Postoperative acute kidney injury occurs in 7% to 11% of orthopedic surgeries. The effect of preoperative angiotensin-converting enzyme inhibitors (ACEIs) and angiotensin receptor blockers (ARBs) on the development of postoperative acute kidney injury remains controversial. Adipose tissue has its own independently regulated angiotensin system. The primary aim of this study was to examine the effects of obesity and preoperative ACEIs and ARBs on postoperative acute kidney injury. Charts were reviewed of adult elective orthopedic surgery patients during a 2-year period when patients were instructed to take their ACEI or ARB on the morning of surgery. The patients were divided into an obese cohort (body mass index [BMI] =30 kg/m2) and a nonobese cohort (BMI <30 kg/m2). A multivariable model was created for the outcome of acute kidney injury, using obesity as a primary predictor and adjusting for demographics, medications, comorbidities, and intraoperative parameters in a logistic regression analysis. Obesity increased the likelihood of developing acute kidney injury after orthopedic surgery (odds ratio [OR], 1.86; 95% CI, 1.07-3.22; P=.028). For every 5-unit increase in BMI, the odds of acute kidney injury were 1.43 (95% CI, 1.26-1.62; P<.001). When receiving ACEIs or ARBs, only the nonobese patients had a statistically increased likelihood of postoperative acute kidney injury (OR, 3.30; 95% CI, 1.12-9.70; P=.030). Obesity is an independent risk factor for postoperative acute kidney injury. Obesity appears to influence the effect that preoperative ACEIs and ARBs have on postoperative acute kidney injury.

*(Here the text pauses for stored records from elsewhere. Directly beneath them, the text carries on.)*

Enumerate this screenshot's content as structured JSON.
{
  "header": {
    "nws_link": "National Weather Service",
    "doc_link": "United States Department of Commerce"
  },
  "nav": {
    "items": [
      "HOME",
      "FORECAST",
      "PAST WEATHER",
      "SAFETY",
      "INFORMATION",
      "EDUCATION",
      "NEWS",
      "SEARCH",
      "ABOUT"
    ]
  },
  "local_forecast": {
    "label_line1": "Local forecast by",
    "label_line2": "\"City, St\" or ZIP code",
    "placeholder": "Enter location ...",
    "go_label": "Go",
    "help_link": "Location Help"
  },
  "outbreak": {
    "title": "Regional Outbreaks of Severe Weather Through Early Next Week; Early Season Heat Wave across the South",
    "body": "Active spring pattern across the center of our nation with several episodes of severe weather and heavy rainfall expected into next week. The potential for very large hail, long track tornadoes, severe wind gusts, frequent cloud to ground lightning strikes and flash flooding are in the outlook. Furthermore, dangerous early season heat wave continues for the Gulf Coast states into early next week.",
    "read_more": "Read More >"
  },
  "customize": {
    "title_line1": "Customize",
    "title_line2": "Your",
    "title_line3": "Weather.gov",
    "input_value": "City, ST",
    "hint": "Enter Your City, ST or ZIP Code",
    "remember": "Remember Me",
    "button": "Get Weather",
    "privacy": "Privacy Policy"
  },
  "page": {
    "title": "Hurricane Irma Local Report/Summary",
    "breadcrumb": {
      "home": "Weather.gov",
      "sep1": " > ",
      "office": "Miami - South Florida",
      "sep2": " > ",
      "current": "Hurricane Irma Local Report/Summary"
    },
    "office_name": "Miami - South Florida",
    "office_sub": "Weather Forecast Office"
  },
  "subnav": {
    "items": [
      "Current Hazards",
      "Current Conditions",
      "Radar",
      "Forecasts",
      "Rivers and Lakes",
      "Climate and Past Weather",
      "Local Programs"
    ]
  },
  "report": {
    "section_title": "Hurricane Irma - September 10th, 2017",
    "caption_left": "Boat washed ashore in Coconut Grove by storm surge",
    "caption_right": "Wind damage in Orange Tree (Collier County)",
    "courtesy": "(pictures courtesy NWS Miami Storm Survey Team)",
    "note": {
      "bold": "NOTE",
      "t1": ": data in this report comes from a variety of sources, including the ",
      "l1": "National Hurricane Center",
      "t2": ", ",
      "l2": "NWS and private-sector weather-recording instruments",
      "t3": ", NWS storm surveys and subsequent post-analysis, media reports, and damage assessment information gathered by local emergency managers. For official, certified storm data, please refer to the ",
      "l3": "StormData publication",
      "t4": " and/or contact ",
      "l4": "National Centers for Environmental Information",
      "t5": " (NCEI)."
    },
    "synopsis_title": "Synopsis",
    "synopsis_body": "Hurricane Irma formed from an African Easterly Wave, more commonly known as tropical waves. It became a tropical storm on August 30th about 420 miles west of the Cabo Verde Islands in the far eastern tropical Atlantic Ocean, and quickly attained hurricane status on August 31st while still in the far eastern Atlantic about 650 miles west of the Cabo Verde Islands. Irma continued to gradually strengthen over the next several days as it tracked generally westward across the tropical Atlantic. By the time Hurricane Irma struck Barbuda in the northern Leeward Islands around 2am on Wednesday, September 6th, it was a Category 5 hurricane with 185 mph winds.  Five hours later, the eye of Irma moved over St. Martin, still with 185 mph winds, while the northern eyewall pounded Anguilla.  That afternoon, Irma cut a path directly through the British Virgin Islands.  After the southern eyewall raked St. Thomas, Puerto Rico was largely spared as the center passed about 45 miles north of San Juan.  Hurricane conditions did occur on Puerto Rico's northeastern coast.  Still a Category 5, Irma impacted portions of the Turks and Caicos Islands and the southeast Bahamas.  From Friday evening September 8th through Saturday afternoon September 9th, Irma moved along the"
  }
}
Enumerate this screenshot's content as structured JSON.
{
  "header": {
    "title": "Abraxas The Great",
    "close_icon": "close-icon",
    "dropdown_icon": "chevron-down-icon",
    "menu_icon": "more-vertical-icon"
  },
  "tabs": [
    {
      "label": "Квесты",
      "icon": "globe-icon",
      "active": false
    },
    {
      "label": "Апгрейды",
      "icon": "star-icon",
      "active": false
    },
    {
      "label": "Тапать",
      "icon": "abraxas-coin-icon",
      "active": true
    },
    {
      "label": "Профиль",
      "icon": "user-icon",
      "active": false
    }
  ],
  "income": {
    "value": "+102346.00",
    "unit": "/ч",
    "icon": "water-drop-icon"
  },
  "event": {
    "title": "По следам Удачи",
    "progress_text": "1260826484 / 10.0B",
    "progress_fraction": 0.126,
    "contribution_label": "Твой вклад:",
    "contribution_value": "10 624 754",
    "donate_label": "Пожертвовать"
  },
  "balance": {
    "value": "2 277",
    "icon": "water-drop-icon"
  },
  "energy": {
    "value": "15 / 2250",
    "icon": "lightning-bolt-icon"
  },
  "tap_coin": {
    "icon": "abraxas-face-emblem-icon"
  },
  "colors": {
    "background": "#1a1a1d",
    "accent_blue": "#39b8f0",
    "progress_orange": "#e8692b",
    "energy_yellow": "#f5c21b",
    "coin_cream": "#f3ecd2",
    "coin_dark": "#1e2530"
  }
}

All Science Journal Classification (ASJC) codes
- Orthopedics and Sports Medicine